Translations, and sound translations in their own way, often aim to minimize the slippage of meaning that occurs in the movement between languages or forms. Usually to prioritize the original author’s intent, as best it can be discerned, above one’s own, or at least, to give it a good seat at the table. In the translations I create, I’m not trying to minimize much of anything.  Conventional translation often has an ethical dimension to it and this erring towards minimalization is a part of it—thou shalt not betray the source text. But, to a significant extent, I’m actually trying to show-up the source text, to call it out, to critique it. My ethics of translation is centered on disruption and fragmentation, to wreak havoc on a source text and, in the process, to access a shadow meaning, something historical but anti-narrative that speaks to our current situation. Again, my choice of source text is an important part of the ethic.

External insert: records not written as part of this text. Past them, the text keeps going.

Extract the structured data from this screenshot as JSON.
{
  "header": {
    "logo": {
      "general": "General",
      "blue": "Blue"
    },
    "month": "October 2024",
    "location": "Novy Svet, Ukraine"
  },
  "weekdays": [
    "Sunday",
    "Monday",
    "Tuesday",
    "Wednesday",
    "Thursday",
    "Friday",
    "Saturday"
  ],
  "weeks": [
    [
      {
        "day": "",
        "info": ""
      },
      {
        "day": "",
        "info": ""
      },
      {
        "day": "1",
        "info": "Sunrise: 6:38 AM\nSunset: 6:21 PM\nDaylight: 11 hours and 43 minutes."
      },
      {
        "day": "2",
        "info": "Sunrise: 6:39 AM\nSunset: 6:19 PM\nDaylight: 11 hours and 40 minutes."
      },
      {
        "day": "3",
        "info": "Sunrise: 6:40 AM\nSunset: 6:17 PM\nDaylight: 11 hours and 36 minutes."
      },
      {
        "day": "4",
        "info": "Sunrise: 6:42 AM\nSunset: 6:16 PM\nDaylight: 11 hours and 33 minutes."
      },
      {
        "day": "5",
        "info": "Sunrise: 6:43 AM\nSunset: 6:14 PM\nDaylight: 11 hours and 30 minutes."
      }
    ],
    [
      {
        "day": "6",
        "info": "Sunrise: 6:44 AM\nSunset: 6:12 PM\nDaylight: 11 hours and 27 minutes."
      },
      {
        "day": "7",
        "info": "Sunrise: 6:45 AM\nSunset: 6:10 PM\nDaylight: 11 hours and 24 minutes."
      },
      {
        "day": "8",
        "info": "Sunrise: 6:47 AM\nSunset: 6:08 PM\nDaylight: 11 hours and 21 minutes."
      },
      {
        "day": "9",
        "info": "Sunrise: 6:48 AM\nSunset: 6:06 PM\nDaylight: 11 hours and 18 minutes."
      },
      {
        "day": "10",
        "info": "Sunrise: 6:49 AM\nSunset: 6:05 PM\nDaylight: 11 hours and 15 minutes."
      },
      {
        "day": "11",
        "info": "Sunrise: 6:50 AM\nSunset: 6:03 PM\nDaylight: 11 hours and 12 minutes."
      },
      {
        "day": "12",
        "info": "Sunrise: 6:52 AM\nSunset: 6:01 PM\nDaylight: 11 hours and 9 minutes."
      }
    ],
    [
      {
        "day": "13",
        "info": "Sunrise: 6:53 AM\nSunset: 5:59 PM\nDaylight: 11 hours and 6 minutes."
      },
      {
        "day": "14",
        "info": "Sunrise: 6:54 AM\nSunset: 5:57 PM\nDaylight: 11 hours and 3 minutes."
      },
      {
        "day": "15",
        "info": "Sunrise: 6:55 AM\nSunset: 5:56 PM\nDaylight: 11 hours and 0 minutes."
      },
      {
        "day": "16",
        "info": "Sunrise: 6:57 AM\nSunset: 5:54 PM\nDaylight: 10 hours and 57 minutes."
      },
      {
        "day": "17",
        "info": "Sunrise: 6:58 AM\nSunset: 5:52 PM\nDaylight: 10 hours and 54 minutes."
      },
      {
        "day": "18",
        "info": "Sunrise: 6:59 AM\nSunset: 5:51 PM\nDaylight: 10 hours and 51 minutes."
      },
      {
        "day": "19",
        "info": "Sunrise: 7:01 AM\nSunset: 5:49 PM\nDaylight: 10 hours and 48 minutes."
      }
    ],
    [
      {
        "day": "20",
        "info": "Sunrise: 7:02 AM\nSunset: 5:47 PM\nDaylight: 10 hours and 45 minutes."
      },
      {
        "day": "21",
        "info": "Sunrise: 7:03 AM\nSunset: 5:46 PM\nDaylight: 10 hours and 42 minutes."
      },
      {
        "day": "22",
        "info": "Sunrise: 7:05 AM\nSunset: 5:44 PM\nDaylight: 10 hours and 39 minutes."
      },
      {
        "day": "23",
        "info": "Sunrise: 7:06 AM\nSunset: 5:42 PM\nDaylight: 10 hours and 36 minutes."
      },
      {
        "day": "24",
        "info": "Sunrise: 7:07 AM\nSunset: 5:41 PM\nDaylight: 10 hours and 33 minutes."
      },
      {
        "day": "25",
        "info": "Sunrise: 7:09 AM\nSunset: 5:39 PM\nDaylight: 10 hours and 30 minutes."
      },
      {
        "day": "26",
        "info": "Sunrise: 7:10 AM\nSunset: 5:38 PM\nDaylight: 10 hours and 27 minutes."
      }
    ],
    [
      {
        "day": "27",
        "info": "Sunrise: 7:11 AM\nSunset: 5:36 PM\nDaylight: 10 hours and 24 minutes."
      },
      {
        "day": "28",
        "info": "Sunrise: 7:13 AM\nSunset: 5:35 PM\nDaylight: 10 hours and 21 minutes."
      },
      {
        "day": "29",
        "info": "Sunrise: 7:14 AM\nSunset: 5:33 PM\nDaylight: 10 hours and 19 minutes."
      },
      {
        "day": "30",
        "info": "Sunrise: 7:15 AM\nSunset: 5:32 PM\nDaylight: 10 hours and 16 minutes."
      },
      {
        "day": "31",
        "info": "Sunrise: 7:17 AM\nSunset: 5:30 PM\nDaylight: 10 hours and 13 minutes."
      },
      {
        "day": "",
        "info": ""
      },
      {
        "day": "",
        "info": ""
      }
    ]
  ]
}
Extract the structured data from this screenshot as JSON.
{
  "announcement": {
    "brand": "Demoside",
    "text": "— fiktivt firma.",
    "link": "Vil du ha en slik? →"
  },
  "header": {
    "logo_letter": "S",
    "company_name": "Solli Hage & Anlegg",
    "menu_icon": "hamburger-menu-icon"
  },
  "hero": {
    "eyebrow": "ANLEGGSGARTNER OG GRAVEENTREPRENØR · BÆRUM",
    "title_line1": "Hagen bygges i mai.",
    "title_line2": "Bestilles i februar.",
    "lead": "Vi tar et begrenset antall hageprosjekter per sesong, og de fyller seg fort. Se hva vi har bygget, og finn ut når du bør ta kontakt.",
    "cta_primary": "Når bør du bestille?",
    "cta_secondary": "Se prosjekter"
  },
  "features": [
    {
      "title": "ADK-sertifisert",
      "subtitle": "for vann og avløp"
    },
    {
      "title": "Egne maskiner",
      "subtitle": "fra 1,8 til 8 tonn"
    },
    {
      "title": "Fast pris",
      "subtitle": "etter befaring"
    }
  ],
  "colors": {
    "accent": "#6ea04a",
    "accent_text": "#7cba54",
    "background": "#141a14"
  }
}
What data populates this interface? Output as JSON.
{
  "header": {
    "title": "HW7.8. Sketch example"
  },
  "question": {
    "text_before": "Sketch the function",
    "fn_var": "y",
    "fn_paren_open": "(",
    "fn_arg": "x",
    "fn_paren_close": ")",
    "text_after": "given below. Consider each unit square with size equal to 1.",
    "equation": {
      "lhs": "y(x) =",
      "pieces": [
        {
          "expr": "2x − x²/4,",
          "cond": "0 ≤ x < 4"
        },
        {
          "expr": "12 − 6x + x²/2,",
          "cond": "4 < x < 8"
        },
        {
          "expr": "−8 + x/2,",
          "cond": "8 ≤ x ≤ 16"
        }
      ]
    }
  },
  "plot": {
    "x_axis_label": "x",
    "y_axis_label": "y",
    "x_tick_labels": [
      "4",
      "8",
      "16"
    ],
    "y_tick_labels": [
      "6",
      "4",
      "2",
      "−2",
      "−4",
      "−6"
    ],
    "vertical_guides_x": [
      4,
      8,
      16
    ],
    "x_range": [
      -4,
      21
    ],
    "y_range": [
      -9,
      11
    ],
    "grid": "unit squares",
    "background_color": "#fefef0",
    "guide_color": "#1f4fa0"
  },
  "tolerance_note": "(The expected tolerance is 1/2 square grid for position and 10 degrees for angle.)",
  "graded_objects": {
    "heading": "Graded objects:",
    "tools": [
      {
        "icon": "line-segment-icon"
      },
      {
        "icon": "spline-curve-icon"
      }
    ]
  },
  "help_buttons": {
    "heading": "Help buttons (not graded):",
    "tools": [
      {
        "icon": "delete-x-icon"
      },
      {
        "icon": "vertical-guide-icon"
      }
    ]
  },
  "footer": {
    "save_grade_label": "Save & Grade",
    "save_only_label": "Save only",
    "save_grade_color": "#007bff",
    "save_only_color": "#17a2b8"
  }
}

This being said, I approach the process with a desire to keep as much source sound as possible, balanced against what feels right in the moment. It’s a negotiation between structure and free exploration, improvisational. It’s usually a pretty organic movement and I’m usually surprised by how much original sound I ultimately maintain. It’s part of the challenge. In this way, the cohesive feel isn’t really something deliberate—but more so a product of the writer’s internal system of making meaning. For me, the work becomes a collection of fragmented ideas and images. Those fragments inform the other fragments in the work. And the ideas, images, and references build forward and sometimes cycle back through, creating that sense of cohesion. Although fractured, all the needed pieces are there (kind of like the self). But I wouldn’t call it a super deliberate process.

What are some considerations that a sound (“intra-language”) translator might share with an “inter-language” translator?

Language, especially when spoken, communicates meaning on many different frequencies. And I think translators (conventional, sound, “found”) should be interested in exploring these different frequencies of meaning. Sound and found translations just work in frequencies that are oftentimes less apparent to us. Less apparent, but, there nevertheless, and influential to the way we construct meaning, both on the page and in everyday life.    

Donnell is originally from Philadelphia and currently lives and writes in the Bay Area. He has an MFA from San Francisco State University and an MA in English from the University of Southern California. He currently works as Associate Acquisitions Editor at North Atlantic Books. He recently completed a sound translation of the first chapter of Huckleberry Finn.

photo credit Puerto del Sol